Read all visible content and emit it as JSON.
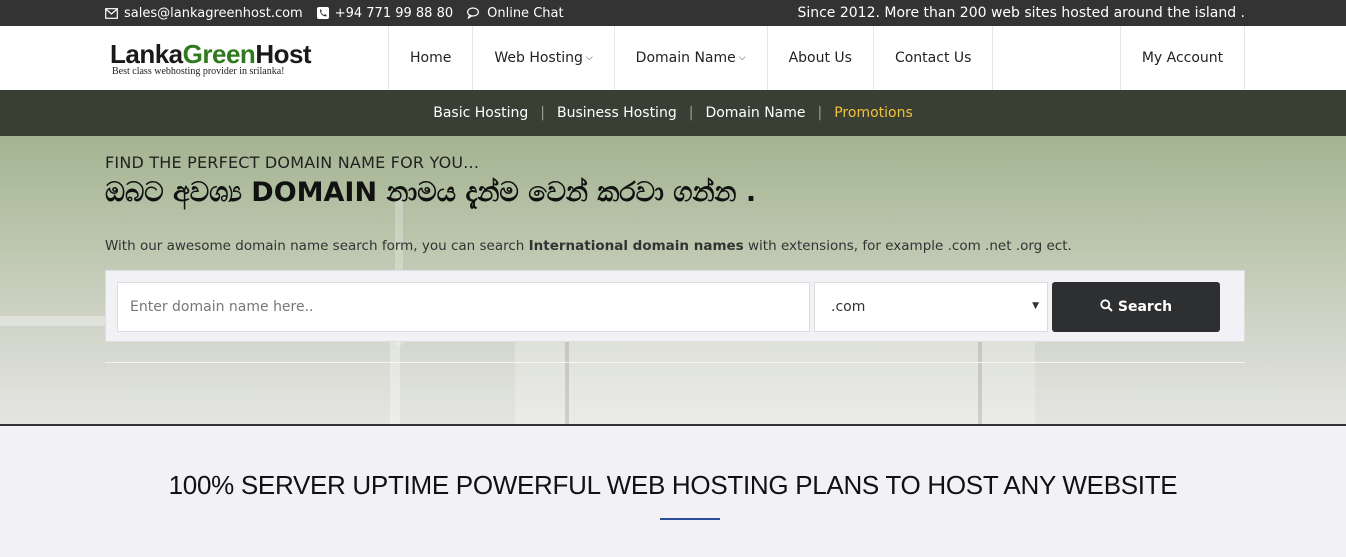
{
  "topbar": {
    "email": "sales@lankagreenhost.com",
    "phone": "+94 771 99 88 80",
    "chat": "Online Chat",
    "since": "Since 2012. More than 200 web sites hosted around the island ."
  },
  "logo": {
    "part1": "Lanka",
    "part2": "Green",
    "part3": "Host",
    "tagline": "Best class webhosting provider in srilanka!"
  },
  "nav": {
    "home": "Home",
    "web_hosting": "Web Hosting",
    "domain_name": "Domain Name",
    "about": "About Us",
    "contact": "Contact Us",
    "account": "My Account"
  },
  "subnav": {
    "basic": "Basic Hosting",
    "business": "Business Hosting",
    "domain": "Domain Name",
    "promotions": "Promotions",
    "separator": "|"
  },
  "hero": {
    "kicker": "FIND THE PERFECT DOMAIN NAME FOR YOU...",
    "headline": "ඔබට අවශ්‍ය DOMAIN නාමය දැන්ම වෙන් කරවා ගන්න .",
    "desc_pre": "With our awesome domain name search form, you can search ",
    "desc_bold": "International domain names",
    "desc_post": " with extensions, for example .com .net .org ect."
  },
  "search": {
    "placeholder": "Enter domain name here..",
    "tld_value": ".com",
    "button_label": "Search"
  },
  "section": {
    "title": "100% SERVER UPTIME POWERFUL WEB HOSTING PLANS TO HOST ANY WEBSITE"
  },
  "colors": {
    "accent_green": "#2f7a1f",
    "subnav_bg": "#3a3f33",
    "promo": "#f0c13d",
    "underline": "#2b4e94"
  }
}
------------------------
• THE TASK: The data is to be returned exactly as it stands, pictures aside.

• ANSWER TO THE EXERCISE:
Read all visible content and emit it as JSON.
{
  "topbar": {
    "email": "sales@lankagreenhost.com",
    "phone": "+94 771 99 88 80",
    "chat": "Online Chat",
    "since": "Since 2012. More than 200 web sites hosted around the island ."
  },
  "logo": {
    "part1": "Lanka",
    "part2": "Green",
    "part3": "Host",
    "tagline": "Best class webhosting provider in srilanka!"
  },
  "nav": {
    "home": "Home",
    "web_hosting": "Web Hosting",
    "domain_name": "Domain Name",
    "about": "About Us",
    "contact": "Contact Us",
    "account": "My Account"
  },
  "subnav": {
    "basic": "Basic Hosting",
    "business": "Business Hosting",
    "domain": "Domain Name",
    "promotions": "Promotions",
    "separator": "|"
  },
  "hero": {
    "kicker": "FIND THE PERFECT DOMAIN NAME FOR YOU...",
    "headline": "ඔබට අවශ්‍ය DOMAIN නාමය දැන්ම වෙන් කරවා ගන්න .",
    "desc_pre": "With our awesome domain name search form, you can search ",
    "desc_bold": "International domain names",
    "desc_post": " with extensions, for example .com .net .org ect."
  },
  "search": {
    "placeholder": "Enter domain name here..",
    "tld_value": ".com",
    "button_label": "Search"
  },
  "section": {
    "title": "100% SERVER UPTIME POWERFUL WEB HOSTING PLANS TO HOST ANY WEBSITE"
  },
  "colors": {
    "accent_green": "#2f7a1f",
    "subnav_bg": "#3a3f33",
    "promo": "#f0c13d",
    "underline": "#2b4e94"
  }
}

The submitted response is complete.